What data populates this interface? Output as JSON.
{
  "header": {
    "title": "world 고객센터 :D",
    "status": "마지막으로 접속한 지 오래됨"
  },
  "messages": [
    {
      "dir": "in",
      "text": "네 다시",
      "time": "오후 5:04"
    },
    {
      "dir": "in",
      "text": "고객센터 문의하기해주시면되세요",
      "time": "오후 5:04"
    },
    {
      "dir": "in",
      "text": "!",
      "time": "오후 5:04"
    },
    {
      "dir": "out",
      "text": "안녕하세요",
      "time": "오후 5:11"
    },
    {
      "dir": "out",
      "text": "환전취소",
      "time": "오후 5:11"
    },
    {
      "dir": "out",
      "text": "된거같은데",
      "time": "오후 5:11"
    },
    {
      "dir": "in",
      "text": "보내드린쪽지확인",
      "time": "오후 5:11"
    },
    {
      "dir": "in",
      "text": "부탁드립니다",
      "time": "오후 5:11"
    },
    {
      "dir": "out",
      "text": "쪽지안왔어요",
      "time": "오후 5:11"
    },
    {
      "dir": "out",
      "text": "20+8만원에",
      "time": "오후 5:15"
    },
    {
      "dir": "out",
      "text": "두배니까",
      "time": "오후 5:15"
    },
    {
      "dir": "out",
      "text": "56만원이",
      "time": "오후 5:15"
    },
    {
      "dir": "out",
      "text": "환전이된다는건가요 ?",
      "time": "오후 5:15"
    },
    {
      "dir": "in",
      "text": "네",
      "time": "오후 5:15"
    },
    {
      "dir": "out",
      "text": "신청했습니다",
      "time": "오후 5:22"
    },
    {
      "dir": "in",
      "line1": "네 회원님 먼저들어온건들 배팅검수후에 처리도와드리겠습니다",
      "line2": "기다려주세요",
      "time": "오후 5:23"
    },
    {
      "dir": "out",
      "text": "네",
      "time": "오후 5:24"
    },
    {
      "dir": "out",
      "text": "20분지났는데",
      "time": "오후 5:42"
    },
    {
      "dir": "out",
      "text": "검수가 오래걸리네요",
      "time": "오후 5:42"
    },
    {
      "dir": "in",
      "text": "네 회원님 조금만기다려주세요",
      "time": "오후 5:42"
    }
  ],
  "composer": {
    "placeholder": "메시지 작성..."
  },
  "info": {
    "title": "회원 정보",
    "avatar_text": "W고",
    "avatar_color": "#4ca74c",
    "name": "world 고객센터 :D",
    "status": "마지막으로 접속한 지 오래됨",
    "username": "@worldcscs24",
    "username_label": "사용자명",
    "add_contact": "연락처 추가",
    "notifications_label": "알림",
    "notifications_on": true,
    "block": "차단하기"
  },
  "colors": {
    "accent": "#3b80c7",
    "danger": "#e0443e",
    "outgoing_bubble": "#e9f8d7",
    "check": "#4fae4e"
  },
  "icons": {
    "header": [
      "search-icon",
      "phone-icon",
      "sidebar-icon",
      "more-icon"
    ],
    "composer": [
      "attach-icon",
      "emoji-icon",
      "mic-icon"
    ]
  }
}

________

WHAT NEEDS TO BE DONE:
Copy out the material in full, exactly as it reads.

EXERCISE SOLUTION:
What data populates this interface? Output as JSON.
{
  "header": {
    "title": "world 고객센터 :D",
    "status": "마지막으로 접속한 지 오래됨"
  },
  "messages": [
    {
      "dir": "in",
      "text": "네 다시",
      "time": "오후 5:04"
    },
    {
      "dir": "in",
      "text": "고객센터 문의하기해주시면되세요",
      "time": "오후 5:04"
    },
    {
      "dir": "in",
      "text": "!",
      "time": "오후 5:04"
    },
    {
      "dir": "out",
      "text": "안녕하세요",
      "time": "오후 5:11"
    },
    {
      "dir": "out",
      "text": "환전취소",
      "time": "오후 5:11"
    },
    {
      "dir": "out",
      "text": "된거같은데",
      "time": "오후 5:11"
    },
    {
      "dir": "in",
      "text": "보내드린쪽지확인",
      "time": "오후 5:11"
    },
    {
      "dir": "in",
      "text": "부탁드립니다",
      "time": "오후 5:11"
    },
    {
      "dir": "out",
      "text": "쪽지안왔어요",
      "time": "오후 5:11"
    },
    {
      "dir": "out",
      "text": "20+8만원에",
      "time": "오후 5:15"
    },
    {
      "dir": "out",
      "text": "두배니까",
      "time": "오후 5:15"
    },
    {
      "dir": "out",
      "text": "56만원이",
      "time": "오후 5:15"
    },
    {
      "dir": "out",
      "text": "환전이된다는건가요 ?",
      "time": "오후 5:15"
    },
    {
      "dir": "in",
      "text": "네",
      "time": "오후 5:15"
    },
    {
      "dir": "out",
      "text": "신청했습니다",
      "time": "오후 5:22"
    },
    {
      "dir": "in",
      "line1": "네 회원님 먼저들어온건들 배팅검수후에 처리도와드리겠습니다",
      "line2": "기다려주세요",
      "time": "오후 5:23"
    },
    {
      "dir": "out",
      "text": "네",
      "time": "오후 5:24"
    },
    {
      "dir": "out",
      "text": "20분지났는데",
      "time": "오후 5:42"
    },
    {
      "dir": "out",
      "text": "검수가 오래걸리네요",
      "time": "오후 5:42"
    },
    {
      "dir": "in",
      "text": "네 회원님 조금만기다려주세요",
      "time": "오후 5:42"
    }
  ],
  "composer": {
    "placeholder": "메시지 작성..."
  },
  "info": {
    "title": "회원 정보",
    "avatar_text": "W고",
    "avatar_color": "#4ca74c",
    "name": "world 고객센터 :D",
    "status": "마지막으로 접속한 지 오래됨",
    "username": "@worldcscs24",
    "username_label": "사용자명",
    "add_contact": "연락처 추가",
    "notifications_label": "알림",
    "notifications_on": true,
    "block": "차단하기"
  },
  "colors": {
    "accent": "#3b80c7",
    "danger": "#e0443e",
    "outgoing_bubble": "#e9f8d7",
    "check": "#4fae4e"
  },
  "icons": {
    "header": [
      "search-icon",
      "phone-icon",
      "sidebar-icon",
      "more-icon"
    ],
    "composer": [
      "attach-icon",
      "emoji-icon",
      "mic-icon"
    ]
  }
}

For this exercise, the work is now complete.